Music recommendation from author Dustin Hoffman:
The racing-tempo angst of punk rock has lost some appeal over the last decade to this almost-forty punk. I’m too tired to mosh and pogo maybe. I’ve lost too much hair to sport a mohawk. But Tim Timebomb scratches an itch of my more mature punk sensibilities.
I was a teen in the ‘90s, and Rancid was my first serious punk-rock obsession. The group’s lead singer and songwriter, Tim Armstrong, released around 200 songs in a solo project named Tim Timebomb from 2012-2014, and this giant album just gets me perfectly. It’s punk rock gone acoustic, gone folk, gone reggae, gone zydeco. It helps make the inevitable doom of aging less lonely to know your hero is maturing with you.
What made me fall in love with Rancid was Tim Armstrong’s voice. Like Cobain, like Elvis Costello, like Tom Waits, like Joe Strummer, Tim sings like he’s on fire, like he’s sang his vocal cords raw. I love singers who garble grit in their throats, who know how scream beautifully. It’s a quality of rawness and strain I’ve always wanted to translate to my own prose style. Anyway, Tim’s voice is one of the grittiest. Really, I could listen to Tim read me the dictionary (actually, that sounds fantastic and he should do it!).

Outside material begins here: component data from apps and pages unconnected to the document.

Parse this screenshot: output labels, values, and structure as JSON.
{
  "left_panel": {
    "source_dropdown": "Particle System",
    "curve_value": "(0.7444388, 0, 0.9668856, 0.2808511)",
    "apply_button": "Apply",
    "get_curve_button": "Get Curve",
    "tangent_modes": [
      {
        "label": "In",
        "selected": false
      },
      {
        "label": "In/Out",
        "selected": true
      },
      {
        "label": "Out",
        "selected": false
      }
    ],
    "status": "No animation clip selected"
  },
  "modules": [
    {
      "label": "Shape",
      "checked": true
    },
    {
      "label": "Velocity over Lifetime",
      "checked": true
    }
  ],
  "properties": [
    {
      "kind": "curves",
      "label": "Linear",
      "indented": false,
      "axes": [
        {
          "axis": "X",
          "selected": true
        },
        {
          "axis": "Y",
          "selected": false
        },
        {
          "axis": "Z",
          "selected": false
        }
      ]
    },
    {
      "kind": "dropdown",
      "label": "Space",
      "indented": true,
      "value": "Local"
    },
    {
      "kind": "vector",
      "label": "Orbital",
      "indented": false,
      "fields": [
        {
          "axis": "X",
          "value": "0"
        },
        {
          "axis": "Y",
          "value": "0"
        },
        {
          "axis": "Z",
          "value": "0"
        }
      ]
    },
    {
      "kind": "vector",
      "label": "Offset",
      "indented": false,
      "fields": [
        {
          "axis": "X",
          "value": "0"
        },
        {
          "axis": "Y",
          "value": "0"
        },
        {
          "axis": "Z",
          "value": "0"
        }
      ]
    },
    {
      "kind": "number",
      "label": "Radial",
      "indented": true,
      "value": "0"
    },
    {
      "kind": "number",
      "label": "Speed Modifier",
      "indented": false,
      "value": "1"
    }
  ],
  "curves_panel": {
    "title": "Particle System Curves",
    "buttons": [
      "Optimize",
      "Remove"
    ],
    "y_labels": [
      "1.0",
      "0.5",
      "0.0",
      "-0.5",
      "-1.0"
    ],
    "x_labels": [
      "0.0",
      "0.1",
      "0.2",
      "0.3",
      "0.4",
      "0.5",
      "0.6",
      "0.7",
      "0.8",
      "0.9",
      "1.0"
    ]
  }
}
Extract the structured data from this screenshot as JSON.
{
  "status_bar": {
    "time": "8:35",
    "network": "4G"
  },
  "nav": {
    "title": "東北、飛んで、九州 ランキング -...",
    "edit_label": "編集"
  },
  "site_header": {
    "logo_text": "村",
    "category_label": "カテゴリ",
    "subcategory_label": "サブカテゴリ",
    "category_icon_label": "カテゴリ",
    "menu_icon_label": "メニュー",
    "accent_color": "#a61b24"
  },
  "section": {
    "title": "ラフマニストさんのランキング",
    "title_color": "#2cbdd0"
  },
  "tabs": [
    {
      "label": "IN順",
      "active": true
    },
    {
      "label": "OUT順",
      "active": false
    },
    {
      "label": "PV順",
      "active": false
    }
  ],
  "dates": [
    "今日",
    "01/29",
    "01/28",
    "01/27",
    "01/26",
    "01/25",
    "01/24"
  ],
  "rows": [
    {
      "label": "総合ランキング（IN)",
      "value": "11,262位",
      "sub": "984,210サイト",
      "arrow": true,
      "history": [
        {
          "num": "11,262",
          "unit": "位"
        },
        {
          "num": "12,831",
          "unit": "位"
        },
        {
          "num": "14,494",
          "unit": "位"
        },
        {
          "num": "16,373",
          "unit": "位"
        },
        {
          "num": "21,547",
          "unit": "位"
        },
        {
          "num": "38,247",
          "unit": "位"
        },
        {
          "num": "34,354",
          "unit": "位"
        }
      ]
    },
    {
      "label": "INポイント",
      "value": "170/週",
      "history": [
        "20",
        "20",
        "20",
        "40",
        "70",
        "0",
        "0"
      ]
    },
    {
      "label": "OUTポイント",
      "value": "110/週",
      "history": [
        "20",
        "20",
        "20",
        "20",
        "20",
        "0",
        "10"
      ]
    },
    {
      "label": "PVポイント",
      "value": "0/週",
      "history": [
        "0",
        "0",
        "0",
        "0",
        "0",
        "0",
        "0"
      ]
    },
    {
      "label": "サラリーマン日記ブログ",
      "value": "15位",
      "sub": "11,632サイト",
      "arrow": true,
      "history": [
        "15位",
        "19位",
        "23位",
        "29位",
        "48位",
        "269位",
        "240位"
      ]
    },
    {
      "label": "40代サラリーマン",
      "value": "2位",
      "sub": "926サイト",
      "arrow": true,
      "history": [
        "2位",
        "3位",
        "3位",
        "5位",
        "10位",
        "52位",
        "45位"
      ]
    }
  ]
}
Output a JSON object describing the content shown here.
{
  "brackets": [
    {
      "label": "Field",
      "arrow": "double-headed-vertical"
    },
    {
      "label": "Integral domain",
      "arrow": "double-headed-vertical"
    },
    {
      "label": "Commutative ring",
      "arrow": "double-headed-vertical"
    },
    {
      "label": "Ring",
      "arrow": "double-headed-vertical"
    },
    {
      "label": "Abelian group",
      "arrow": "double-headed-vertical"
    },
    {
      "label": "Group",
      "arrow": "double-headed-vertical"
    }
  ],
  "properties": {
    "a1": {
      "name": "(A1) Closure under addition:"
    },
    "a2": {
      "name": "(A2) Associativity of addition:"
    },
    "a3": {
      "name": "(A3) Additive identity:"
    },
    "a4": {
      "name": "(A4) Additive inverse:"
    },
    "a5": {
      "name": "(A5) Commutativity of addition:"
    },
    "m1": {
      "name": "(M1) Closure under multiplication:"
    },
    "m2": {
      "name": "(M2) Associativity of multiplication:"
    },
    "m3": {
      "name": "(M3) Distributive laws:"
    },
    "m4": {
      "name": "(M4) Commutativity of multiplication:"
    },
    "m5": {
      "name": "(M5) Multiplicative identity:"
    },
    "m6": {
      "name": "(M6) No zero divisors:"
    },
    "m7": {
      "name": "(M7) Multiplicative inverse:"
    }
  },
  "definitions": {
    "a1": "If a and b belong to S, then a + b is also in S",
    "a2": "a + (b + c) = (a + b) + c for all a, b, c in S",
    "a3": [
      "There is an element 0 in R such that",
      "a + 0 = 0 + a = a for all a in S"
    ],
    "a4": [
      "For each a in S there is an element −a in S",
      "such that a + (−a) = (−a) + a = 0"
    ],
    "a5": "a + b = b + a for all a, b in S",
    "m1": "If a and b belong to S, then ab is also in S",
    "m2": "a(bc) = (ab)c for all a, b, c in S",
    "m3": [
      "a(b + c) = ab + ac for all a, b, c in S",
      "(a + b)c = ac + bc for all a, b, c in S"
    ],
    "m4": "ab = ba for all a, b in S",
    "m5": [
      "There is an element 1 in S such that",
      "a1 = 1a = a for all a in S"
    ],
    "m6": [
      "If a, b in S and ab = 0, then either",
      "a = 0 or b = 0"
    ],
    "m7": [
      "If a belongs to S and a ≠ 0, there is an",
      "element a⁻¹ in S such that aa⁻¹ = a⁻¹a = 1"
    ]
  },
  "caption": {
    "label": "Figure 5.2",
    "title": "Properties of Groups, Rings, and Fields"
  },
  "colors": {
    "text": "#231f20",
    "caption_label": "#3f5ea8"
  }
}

So, the 200 songs are a lot to wade through, though I recommend them all. You can find them on Tim Timebomb’s YouTube channel, and these are on all the other streaming services. But let me guide you through a few of my favorites to highlight some of these gems:
“Thirty Pieces of Silver”—Tim doing one of the things he does best: rootsy ska you can dance to.
“She’s Drunk All the Time”—I guess this was written by Green Day guys, but I promise it’s a million times more interesting than pop punk in Tim’s style.
“Adalida”—a lovely zydeco cover.
“It’s Quite Alright”—a Rancid cover, for the other aging punks—with a glockenspiel, mandolin, and a surprisingly satisfying harmonica (harmonica’s usually sound like nails on chalkboard to me).
“Yes, Sir”—a vaudevillian cover of an early American pop song with a brass band.
“Jim Dandy”—a ‘50s R&B cover of a song by Lavern Baker and the Gliders.
“You’re a Mean One Mr. Grinch”—I mean, come on! I hope you’re all listening to this version when Christmas rolls around this year.
“Crawdad Hole”—a working-class Southern folk song with banjo.
“Working”—Here’s a great ska rendition of a song by a ‘70s British band called Cock Sparrer.
“Little Sadie”—another folk cover of a classic. I love it more because I had a beloved dog named Sadie who just died.
“Dope Sick Girl”—Here’s another Rancid cover that just gets better acoustic.
“Jockey Full of Bourbon”—Can Tim cover Tom Waits? Yep. He can do that, too.
“Just for Tonight”—a reggae jam with a freaking flute, also a charming back-and-forth duet with Bevin Hamilton.
“Timebomb”—another Rancid classic covered in a hauntingly folksy style.
Dustin M. Hoffman is the author of the story collections One-Hundred-Knuckled Fist (winner of the 2015 Prairie Schooner Book Prize) and No Good for Digging (Word West Press). He painted houses for ten years in Michigan and now teaches creative writing at Winthrop University in South Carolina. Hoffman's short fiction A Sky So Sharp was published in issue no. 285 of The Fiddlehead.